For many of the thousands of women who undergo mastectomies each year due to breast cancer, part of the healing process is breast reconstruction. However, reconstruction can be an arduous process based primarily on the surgeon’s own experience and skill. It can take multiple surgeries to get it right, and patients often face an overwhelming series of decisions with a number of options and conflicting preferences.

 Mia Markey, a professor in the Department of Biomedical Engineering, and Krishnaswamy Ravi-Chandar, a professor in the Department of Aerospace Engineering and Engineering Mechanics, are part of a team working to improve breast reconstruction outcomes and ease the decision-making process for patients. Their work is funded by a five-year $3.4 million grant from the National Institutes of Health.

The Cockrell School team is developing computer models of the breast using data volunteered by breast cancer patients that can be used to understand the factors that shape the organ. 

“The breast is another structure, it’s just constructed differently [than non-biological materials],” Ravi-Chandar said. “We’re trying to build a model that can provide some understanding of the reconstruction process through numerical models so the surgeons don’t have to go through a trial-and-error process during surgery.” 

In collaboration with plastic surgeons at The University of Texas MD Anderson Cancer Center, the Cockrell School engineers are also working with Michelle C. Fingeret, a clinical psychologist at MD Anderson, and Fatima A. Merchant, an engineering technology professor at the University of Houston. The data informing the models were collected from patients at MD Anderson scheduled to undergo mastectomies. 

At the current research stage, the models capture the shape changes with position of a patient’s natural breast, pre-mastectomy. Eventually, the same software can be used to model the reconstructed breast so surgeons and patients can evaluate which materials and techniques would work best.

“It could provide some information to the patient ahead of time when the patient is making decisions about what kind of reconstruction, what to expect, and how it impacts the patient’s well-being in the future,” Ravi-Chandar said.

Breast shape changes with body orientation. So, to gather information on how breast shape and position change as the body moves, the team took 3-D scans of each volunteer’s chest and torso area as she was moved from lying on her back to an upright position. They also placed a random array of dots on the same area to track how the skin moved throughout the transition.

By tracking the changing position of the random dot array on the skin, the model revealed that skin across the entire chest area was significantly stretched as the body changed position, influencing the shape and position of the breast. The model also revealed that the breasts don’t stay in a fixed position as the body moves, but that the entire organ slides over the underlying muscle layer. Ravi-Chandar says this finding indicates the importance of connective tissue between the breast and muscle in determining breast shape.

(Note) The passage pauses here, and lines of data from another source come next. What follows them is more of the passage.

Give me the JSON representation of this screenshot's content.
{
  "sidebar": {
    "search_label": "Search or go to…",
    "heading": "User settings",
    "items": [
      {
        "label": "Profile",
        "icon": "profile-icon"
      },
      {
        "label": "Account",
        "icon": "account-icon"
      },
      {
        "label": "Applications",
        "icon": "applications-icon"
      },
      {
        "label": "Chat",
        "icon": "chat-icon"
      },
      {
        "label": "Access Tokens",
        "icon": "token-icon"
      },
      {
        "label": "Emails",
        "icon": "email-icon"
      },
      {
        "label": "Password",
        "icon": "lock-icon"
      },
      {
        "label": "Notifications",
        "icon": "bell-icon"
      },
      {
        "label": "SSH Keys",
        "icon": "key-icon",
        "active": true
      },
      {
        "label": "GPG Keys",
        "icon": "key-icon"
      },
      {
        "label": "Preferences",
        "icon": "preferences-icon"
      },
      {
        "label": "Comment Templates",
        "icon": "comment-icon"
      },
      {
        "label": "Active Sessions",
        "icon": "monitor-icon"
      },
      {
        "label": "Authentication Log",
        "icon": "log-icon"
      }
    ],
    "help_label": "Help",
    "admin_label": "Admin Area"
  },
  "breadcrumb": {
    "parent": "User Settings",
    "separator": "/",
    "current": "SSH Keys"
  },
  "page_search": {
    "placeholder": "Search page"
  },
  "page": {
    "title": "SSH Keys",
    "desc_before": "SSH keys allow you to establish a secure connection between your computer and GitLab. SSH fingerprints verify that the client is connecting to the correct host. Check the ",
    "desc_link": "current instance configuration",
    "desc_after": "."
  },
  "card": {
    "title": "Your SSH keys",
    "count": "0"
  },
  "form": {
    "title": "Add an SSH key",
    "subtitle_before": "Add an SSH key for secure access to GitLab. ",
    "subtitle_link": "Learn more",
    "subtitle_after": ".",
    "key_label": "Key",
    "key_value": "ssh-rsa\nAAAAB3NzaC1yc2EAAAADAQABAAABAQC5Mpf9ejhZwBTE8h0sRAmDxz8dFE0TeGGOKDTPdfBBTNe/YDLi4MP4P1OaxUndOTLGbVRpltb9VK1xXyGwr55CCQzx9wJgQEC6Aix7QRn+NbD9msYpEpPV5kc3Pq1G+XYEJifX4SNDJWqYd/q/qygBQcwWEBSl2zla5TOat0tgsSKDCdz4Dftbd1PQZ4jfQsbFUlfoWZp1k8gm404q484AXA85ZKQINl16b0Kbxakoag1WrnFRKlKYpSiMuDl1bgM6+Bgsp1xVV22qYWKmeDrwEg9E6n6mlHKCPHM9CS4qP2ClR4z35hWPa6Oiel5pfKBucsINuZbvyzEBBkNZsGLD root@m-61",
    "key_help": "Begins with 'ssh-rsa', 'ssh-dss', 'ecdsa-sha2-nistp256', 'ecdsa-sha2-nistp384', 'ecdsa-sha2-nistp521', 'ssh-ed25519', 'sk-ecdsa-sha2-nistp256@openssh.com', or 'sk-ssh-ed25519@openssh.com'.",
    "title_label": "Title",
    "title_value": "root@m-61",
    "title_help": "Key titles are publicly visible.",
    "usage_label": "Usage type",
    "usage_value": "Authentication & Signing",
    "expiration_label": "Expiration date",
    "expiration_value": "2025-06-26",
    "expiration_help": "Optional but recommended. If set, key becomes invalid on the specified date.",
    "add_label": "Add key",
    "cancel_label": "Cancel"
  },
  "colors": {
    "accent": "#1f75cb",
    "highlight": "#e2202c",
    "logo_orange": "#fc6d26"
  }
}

Ravi-Chandar compiled this data and other materials research conducted on tissues in the lab to create life-like models that have already led to new insights on factors that influence the shape of the breast. He says the model findings on skin stretching and breast sliding are important points for surgeons to consider when developing a reconstruction plan post-mastectomy. But the model could be important in treating breast cancer itself.

“We have a model that can be further developed to guide diagnostic methods such as MRI and mammogram,” Ravi-Chandar said. “These are performed with the subject in different orientations. So the model could help in locating specific points correlating the different images.”

Ravi-Chandar says that the model, once improved to a clinical tool, could serve a dual medical purpose in preventative and reconstructive medicine. For those who need reconstruction, it could help improve surgical techniques and give patients a look at how their body is likely to personally respond to surgery. And for those who need surgery, the model could help with improved tumor location detection.